* Data for processing
········

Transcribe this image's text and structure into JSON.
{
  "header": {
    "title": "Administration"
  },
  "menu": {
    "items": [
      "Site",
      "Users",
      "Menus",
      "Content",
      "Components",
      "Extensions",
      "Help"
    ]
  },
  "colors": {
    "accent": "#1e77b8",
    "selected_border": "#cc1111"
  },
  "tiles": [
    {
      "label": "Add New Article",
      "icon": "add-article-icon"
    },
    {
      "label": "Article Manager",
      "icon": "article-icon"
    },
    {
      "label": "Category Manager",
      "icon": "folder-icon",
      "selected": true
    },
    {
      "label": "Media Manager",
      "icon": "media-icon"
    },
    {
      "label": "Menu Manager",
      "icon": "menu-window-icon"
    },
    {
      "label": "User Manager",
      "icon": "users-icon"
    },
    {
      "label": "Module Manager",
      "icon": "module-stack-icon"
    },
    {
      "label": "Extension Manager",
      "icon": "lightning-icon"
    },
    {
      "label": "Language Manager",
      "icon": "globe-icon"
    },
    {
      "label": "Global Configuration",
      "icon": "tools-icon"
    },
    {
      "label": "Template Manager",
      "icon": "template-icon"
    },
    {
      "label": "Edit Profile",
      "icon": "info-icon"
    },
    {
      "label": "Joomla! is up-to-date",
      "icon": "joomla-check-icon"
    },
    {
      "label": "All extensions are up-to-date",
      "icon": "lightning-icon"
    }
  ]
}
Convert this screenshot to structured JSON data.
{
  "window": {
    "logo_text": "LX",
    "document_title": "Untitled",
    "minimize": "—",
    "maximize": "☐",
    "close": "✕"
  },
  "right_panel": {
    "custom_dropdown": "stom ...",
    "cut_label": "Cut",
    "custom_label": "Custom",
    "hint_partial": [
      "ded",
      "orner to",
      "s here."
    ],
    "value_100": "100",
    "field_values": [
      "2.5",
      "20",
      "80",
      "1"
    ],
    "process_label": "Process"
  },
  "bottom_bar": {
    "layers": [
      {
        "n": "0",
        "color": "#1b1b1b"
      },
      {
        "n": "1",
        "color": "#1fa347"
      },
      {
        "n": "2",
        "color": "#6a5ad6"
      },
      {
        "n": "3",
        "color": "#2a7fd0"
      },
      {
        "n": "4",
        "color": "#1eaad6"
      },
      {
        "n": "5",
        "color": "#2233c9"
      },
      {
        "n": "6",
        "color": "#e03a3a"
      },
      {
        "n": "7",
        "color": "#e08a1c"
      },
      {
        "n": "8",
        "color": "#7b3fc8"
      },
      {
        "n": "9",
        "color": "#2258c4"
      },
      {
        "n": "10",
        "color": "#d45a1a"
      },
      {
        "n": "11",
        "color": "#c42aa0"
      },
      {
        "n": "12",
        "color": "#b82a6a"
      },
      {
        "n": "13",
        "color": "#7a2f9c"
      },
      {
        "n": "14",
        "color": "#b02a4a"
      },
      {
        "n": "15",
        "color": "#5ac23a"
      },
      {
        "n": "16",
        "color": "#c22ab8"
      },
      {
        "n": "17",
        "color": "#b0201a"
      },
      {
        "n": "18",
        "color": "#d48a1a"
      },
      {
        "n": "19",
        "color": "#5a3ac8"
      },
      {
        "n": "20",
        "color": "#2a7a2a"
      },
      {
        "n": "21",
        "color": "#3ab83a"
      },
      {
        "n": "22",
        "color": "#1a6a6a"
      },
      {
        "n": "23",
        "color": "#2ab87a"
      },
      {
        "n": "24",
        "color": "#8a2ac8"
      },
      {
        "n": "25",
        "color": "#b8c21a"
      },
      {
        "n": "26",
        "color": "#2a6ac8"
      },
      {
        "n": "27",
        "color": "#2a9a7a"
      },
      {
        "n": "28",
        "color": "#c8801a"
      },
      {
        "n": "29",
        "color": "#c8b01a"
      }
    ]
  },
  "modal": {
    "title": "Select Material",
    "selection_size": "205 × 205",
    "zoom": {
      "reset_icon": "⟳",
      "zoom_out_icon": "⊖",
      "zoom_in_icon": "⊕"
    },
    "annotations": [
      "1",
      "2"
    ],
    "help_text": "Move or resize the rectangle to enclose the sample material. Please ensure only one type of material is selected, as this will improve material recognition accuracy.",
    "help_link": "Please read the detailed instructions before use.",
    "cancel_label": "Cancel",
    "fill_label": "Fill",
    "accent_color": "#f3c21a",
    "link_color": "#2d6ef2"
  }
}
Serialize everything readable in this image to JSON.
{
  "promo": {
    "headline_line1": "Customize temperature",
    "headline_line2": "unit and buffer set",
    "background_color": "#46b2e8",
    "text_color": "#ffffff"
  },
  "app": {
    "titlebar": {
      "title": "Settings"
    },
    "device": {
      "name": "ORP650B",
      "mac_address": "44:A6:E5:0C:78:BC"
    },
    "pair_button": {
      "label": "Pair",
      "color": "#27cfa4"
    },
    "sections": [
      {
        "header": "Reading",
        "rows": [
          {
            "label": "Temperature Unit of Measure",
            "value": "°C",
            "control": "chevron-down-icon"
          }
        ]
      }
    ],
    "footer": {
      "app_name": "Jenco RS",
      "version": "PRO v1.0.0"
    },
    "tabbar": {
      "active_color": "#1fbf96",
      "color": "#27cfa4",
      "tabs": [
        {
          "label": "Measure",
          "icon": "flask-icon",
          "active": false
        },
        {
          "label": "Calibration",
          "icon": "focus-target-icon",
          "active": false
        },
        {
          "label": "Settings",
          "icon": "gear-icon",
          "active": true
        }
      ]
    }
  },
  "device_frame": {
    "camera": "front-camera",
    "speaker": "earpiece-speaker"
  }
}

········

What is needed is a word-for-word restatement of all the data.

Transcribe this image's text and structure into JSON.
{
  "header": {
    "title": "Administration"
  },
  "menu": {
    "items": [
      "Site",
      "Users",
      "Menus",
      "Content",
      "Components",
      "Extensions",
      "Help"
    ]
  },
  "colors": {
    "accent": "#1e77b8",
    "selected_border": "#cc1111"
  },
  "tiles": [
    {
      "label": "Add New Article",
      "icon": "add-article-icon"
    },
    {
      "label": "Article Manager",
      "icon": "article-icon"
    },
    {
      "label": "Category Manager",
      "icon": "folder-icon",
      "selected": true
    },
    {
      "label": "Media Manager",
      "icon": "media-icon"
    },
    {
      "label": "Menu Manager",
      "icon": "menu-window-icon"
    },
    {
      "label": "User Manager",
      "icon": "users-icon"
    },
    {
      "label": "Module Manager",
      "icon": "module-stack-icon"
    },
    {
      "label": "Extension Manager",
      "icon": "lightning-icon"
    },
    {
      "label": "Language Manager",
      "icon": "globe-icon"
    },
    {
      "label": "Global Configuration",
      "icon": "tools-icon"
    },
    {
      "label": "Template Manager",
      "icon": "template-icon"
    },
    {
      "label": "Edit Profile",
      "icon": "info-icon"
    },
    {
      "label": "Joomla! is up-to-date",
      "icon": "joomla-check-icon"
    },
    {
      "label": "All extensions are up-to-date",
      "icon": "lightning-icon"
    }
  ]
}
Convert this screenshot to structured JSON data.
{
  "window": {
    "logo_text": "LX",
    "document_title": "Untitled",
    "minimize": "—",
    "maximize": "☐",
    "close": "✕"
  },
  "right_panel": {
    "custom_dropdown": "stom ...",
    "cut_label": "Cut",
    "custom_label": "Custom",
    "hint_partial": [
      "ded",
      "orner to",
      "s here."
    ],
    "value_100": "100",
    "field_values": [
      "2.5",
      "20",
      "80",
      "1"
    ],
    "process_label": "Process"
  },
  "bottom_bar": {
    "layers": [
      {
        "n": "0",
        "color": "#1b1b1b"
      },
      {
        "n": "1",
        "color": "#1fa347"
      },
      {
        "n": "2",
        "color": "#6a5ad6"
      },
      {
        "n": "3",
        "color": "#2a7fd0"
      },
      {
        "n": "4",
        "color": "#1eaad6"
      },
      {
        "n": "5",
        "color": "#2233c9"
      },
      {
        "n": "6",
        "color": "#e03a3a"
      },
      {
        "n": "7",
        "color": "#e08a1c"
      },
      {
        "n": "8",
        "color": "#7b3fc8"
      },
      {
        "n": "9",
        "color": "#2258c4"
      },
      {
        "n": "10",
        "color": "#d45a1a"
      },
      {
        "n": "11",
        "color": "#c42aa0"
      },
      {
        "n": "12",
        "color": "#b82a6a"
      },
      {
        "n": "13",
        "color": "#7a2f9c"
      },
      {
        "n": "14",
        "color": "#b02a4a"
      },
      {
        "n": "15",
        "color": "#5ac23a"
      },
      {
        "n": "16",
        "color": "#c22ab8"
      },
      {
        "n": "17",
        "color": "#b0201a"
      },
      {
        "n": "18",
        "color": "#d48a1a"
      },
      {
        "n": "19",
        "color": "#5a3ac8"
      },
      {
        "n": "20",
        "color": "#2a7a2a"
      },
      {
        "n": "21",
        "color": "#3ab83a"
      },
      {
        "n": "22",
        "color": "#1a6a6a"
      },
      {
        "n": "23",
        "color": "#2ab87a"
      },
      {
        "n": "24",
        "color": "#8a2ac8"
      },
      {
        "n": "25",
        "color": "#b8c21a"
      },
      {
        "n": "26",
        "color": "#2a6ac8"
      },
      {
        "n": "27",
        "color": "#2a9a7a"
      },
      {
        "n": "28",
        "color": "#c8801a"
      },
      {
        "n": "29",
        "color": "#c8b01a"
      }
    ]
  },
  "modal": {
    "title": "Select Material",
    "selection_size": "205 × 205",
    "zoom": {
      "reset_icon": "⟳",
      "zoom_out_icon": "⊖",
      "zoom_in_icon": "⊕"
    },
    "annotations": [
      "1",
      "2"
    ],
    "help_text": "Move or resize the rectangle to enclose the sample material. Please ensure only one type of material is selected, as this will improve material recognition accuracy.",
    "help_link": "Please read the detailed instructions before use.",
    "cancel_label": "Cancel",
    "fill_label": "Fill",
    "accent_color": "#f3c21a",
    "link_color": "#2d6ef2"
  }
}
Serialize everything readable in this image to JSON.
{
  "promo": {
    "headline_line1": "Customize temperature",
    "headline_line2": "unit and buffer set",
    "background_color": "#46b2e8",
    "text_color": "#ffffff"
  },
  "app": {
    "titlebar": {
      "title": "Settings"
    },
    "device": {
      "name": "ORP650B",
      "mac_address": "44:A6:E5:0C:78:BC"
    },
    "pair_button": {
      "label": "Pair",
      "color": "#27cfa4"
    },
    "sections": [
      {
        "header": "Reading",
        "rows": [
          {
            "label": "Temperature Unit of Measure",
            "value": "°C",
            "control": "chevron-down-icon"
          }
        ]
      }
    ],
    "footer": {
      "app_name": "Jenco RS",
      "version": "PRO v1.0.0"
    },
    "tabbar": {
      "active_color": "#1fbf96",
      "color": "#27cfa4",
      "tabs": [
        {
          "label": "Measure",
          "icon": "flask-icon",
          "active": false
        },
        {
          "label": "Calibration",
          "icon": "focus-target-icon",
          "active": false
        },
        {
          "label": "Settings",
          "icon": "gear-icon",
          "active": true
        }
      ]
    }
  },
  "device_frame": {
    "camera": "front-camera",
    "speaker": "earpiece-speaker"
  }
}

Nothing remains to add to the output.